If you drive on a road that is not recommended for motorhomes/wide vehicles, your insurance will be invalid, and you will not be covered by breakdown insurance. Therefore, you will be fully liable for any costs you may incur, i.e. for any damages (to the motorhome, other vehicles or property), or any towing required.

Also, most of these mountain passes are essential for emergency vehicles and key workers to get to remote places, and if you block the road due to your own lack of consideration (or lack of planning), you could be stopping someone from receiving the urgent medical care they require.

There are plenty of other really scenic routes, without having to put yourself, other road users and the motorhome at risk.

Here are some valuable tips for driving in Scotland which we recommend you read in full before you leave for your motorhome road trip:

Useful Apps for your Motorhome Road Trip

There are a number of apps to help you to find overnight park ups, whether that be a campsite, a motorhome stopover, pubs that offer motorhome parking in exchange for you having a meal, or just places you can pull up for an overnight stop.

Euro Relais waste disposal point

They also show you where you can empty your grey/black waste, fill up with fresh water, do your laundry and so on.

Be sure to read the reviews before heading off to a park up!!

The two apps we highly recommend are:

Park4Night –
SearchForSites – (also with a great website for finding park ups)

Refillable LPG

Many modern motorhomes and campervans (including all vans available to hire with Cumbria Motorhome Hire) now comes with re-fillable LPG systems, rather than having to exchange the tank when it was empty as before.

With Cumbria Motorhome Hire you will be given a full cylinder of gas, however it is important to know that in Scotland LPG can be relatively hard to obtain, especially in more rural or remote areas. That is especially the case on the NC500.

Therefore it is worth filling up your LPG whenever you see a fuel station that sells it, especially if you are using a lot for cooking, heating and hot water. That way you are less likely to run out and either have to drive 100 miles out of your way to the nearest garage, or have an unforseen stay on a campsite in order to have heating and hot water.

There are some useful websites that shows LPG locations, to help you with your advance planning – although beware, they’re not always 100% up to date!

Scenic Driving Routes in Scotland

There are many scenic driving routes in Scotland, including 12 Tourist Routes as devised by the Scottish Tourist Board. These include the North Coast 500, the North East 250, the South West Coastal 300 and many more.

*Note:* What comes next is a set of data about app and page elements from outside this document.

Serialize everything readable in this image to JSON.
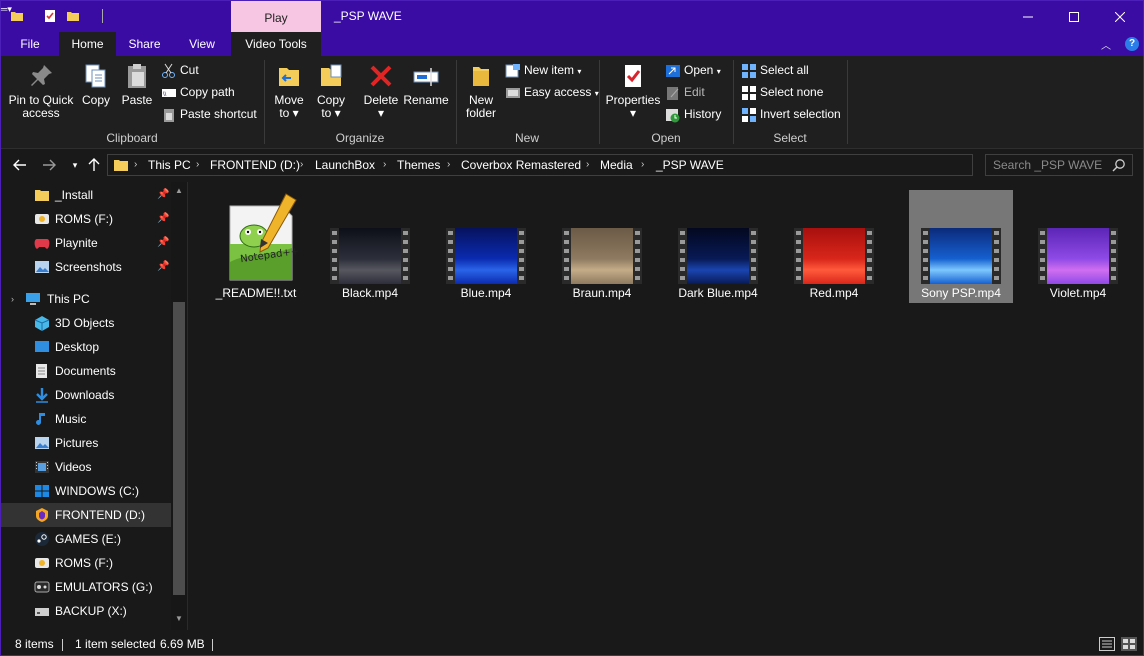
{
  "window": {
    "title": "_PSP WAVE",
    "contextual_tab": "Play"
  },
  "ribbon_tabs": {
    "file": "File",
    "home": "Home",
    "share": "Share",
    "view": "View",
    "video_tools": "Video Tools"
  },
  "ribbon": {
    "clipboard": {
      "label": "Clipboard",
      "pin": [
        "Pin to Quick",
        "access"
      ],
      "copy": "Copy",
      "paste": "Paste",
      "cut": "Cut",
      "copy_path": "Copy path",
      "paste_shortcut": "Paste shortcut"
    },
    "organize": {
      "label": "Organize",
      "move_to": [
        "Move",
        "to ▾"
      ],
      "copy_to": [
        "Copy",
        "to ▾"
      ],
      "delete": [
        "Delete",
        "▾"
      ],
      "rename": "Rename"
    },
    "new": {
      "label": "New",
      "new_folder": [
        "New",
        "folder"
      ],
      "new_item": "New item",
      "easy_access": "Easy access"
    },
    "open": {
      "label": "Open",
      "properties": [
        "Properties",
        "▾"
      ],
      "open": "Open",
      "edit": "Edit",
      "history": "History"
    },
    "select": {
      "label": "Select",
      "select_all": "Select all",
      "select_none": "Select none",
      "invert": "Invert selection"
    }
  },
  "address": {
    "crumbs": [
      "This PC",
      "FRONTEND (D:)",
      "LaunchBox",
      "Themes",
      "Coverbox Remastered",
      "Media",
      "_PSP WAVE"
    ],
    "search_placeholder": "Search _PSP WAVE"
  },
  "nav_pane": {
    "quick_access": [
      {
        "label": "_Install",
        "icon": "folder-icon"
      },
      {
        "label": "ROMS (F:)",
        "icon": "drive-icon"
      },
      {
        "label": "Playnite",
        "icon": "gamepad-icon"
      },
      {
        "label": "Screenshots",
        "icon": "pictures-icon"
      }
    ],
    "this_pc": "This PC",
    "items": [
      {
        "label": "3D Objects",
        "icon": "3d-objects-icon"
      },
      {
        "label": "Desktop",
        "icon": "desktop-icon"
      },
      {
        "label": "Documents",
        "icon": "documents-icon"
      },
      {
        "label": "Downloads",
        "icon": "downloads-icon"
      },
      {
        "label": "Music",
        "icon": "music-icon"
      },
      {
        "label": "Pictures",
        "icon": "pictures-icon"
      },
      {
        "label": "Videos",
        "icon": "videos-icon"
      },
      {
        "label": "WINDOWS (C:)",
        "icon": "windows-drive-icon"
      },
      {
        "label": "FRONTEND (D:)",
        "icon": "launchbox-drive-icon"
      },
      {
        "label": "GAMES (E:)",
        "icon": "steam-drive-icon"
      },
      {
        "label": "ROMS (F:)",
        "icon": "roms-drive-icon"
      },
      {
        "label": "EMULATORS (G:)",
        "icon": "emulators-drive-icon"
      },
      {
        "label": "BACKUP (X:)",
        "icon": "backup-drive-icon"
      }
    ]
  },
  "files": [
    {
      "name": "_README!!.txt",
      "kind": "notepad",
      "colors": [
        "#ffffff"
      ]
    },
    {
      "name": "Black.mp4",
      "kind": "video",
      "colors": [
        "#0d0f18",
        "#2c2e3a",
        "#56575f"
      ]
    },
    {
      "name": "Blue.mp4",
      "kind": "video",
      "colors": [
        "#07125e",
        "#0a2bb0",
        "#2a64e8"
      ]
    },
    {
      "name": "Braun.mp4",
      "kind": "video",
      "colors": [
        "#6b5a46",
        "#8e7a60",
        "#c4ac88"
      ]
    },
    {
      "name": "Dark Blue.mp4",
      "kind": "video",
      "colors": [
        "#03081f",
        "#081a55",
        "#1a45b0"
      ]
    },
    {
      "name": "Red.mp4",
      "kind": "video",
      "colors": [
        "#a8100e",
        "#d9261a",
        "#ff5a3c"
      ]
    },
    {
      "name": "Sony PSP.mp4",
      "kind": "video",
      "colors": [
        "#0b2a7a",
        "#1560d0",
        "#7ec7ff"
      ]
    },
    {
      "name": "Violet.mp4",
      "kind": "video",
      "colors": [
        "#5b25b6",
        "#8f4ae6",
        "#d06ef0"
      ]
    }
  ],
  "selected_file": "Sony PSP.mp4",
  "status": {
    "items": "8 items",
    "selected": "1 item selected",
    "size": "6.69 MB"
  }
}
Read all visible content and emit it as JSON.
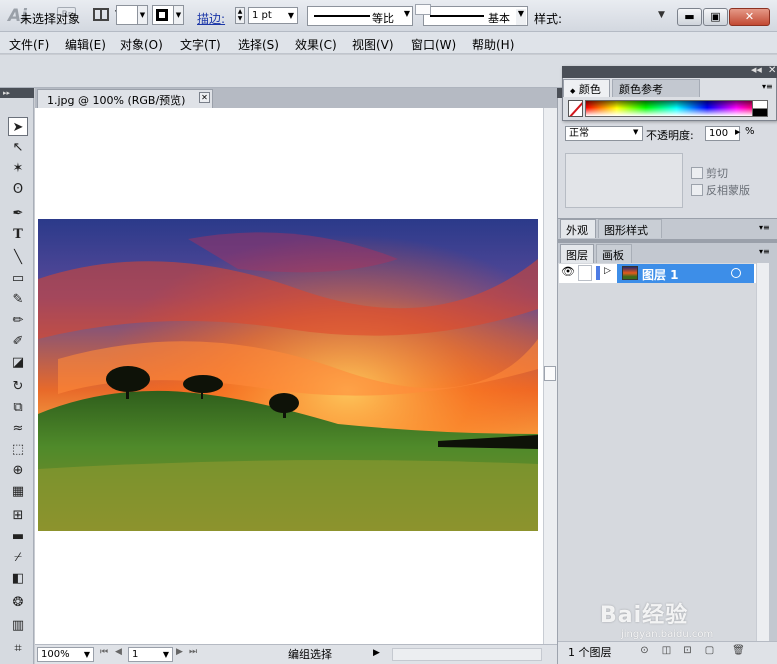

There are also the Snowroads, the Whiskey Trail, alongside many other fantastic routes off the beaten track. Search for “Scenic Driving Routes in Scotland” on Google and you will find an abundance of great blogs, vlogs and useful links.

However, one of our favourite routes is following the A82 from Glasgow to Inverness, which heads up through the Trossachs, alongside Loch Lomond, up through breath-taking Glen Coe up to Fort William (home of the UK’s highest mountain Ben Nevis), then alongside Loch Ness before reaching the bustling town of Inverness.

You will be wanting to stop every 5 minutes to get your camera out, with incredible views around every corner.

Glencoe Scotland in autumn

We hope we have inspired you to embark on your own motorhome road trip in Scotland, and you feel more prepared in doing so.

If so, and you are thinking of hiring a motorhome, do get in touch with us!

Cumbria Motorhome Hire is perfectly located in Ulverston, just 20 minutes from junction 36 of the M6, which is a direct route up to Scotland. You can drive to us, leave your car onsite, load up and then set off up some of the most scenic stretches of motorway in the UK, before reaching the Scottish border.

All of our motorhomes are dog-friendly, so your fur family can also join you on your epic road trip adventure!

You can find our prices and availability here>>>

You can see our last minute special offers here>>>

Alternatively, give us a call for a chat on 01229 588433, or drop us an email to

We would love to help you make your own road trip dreams a reality!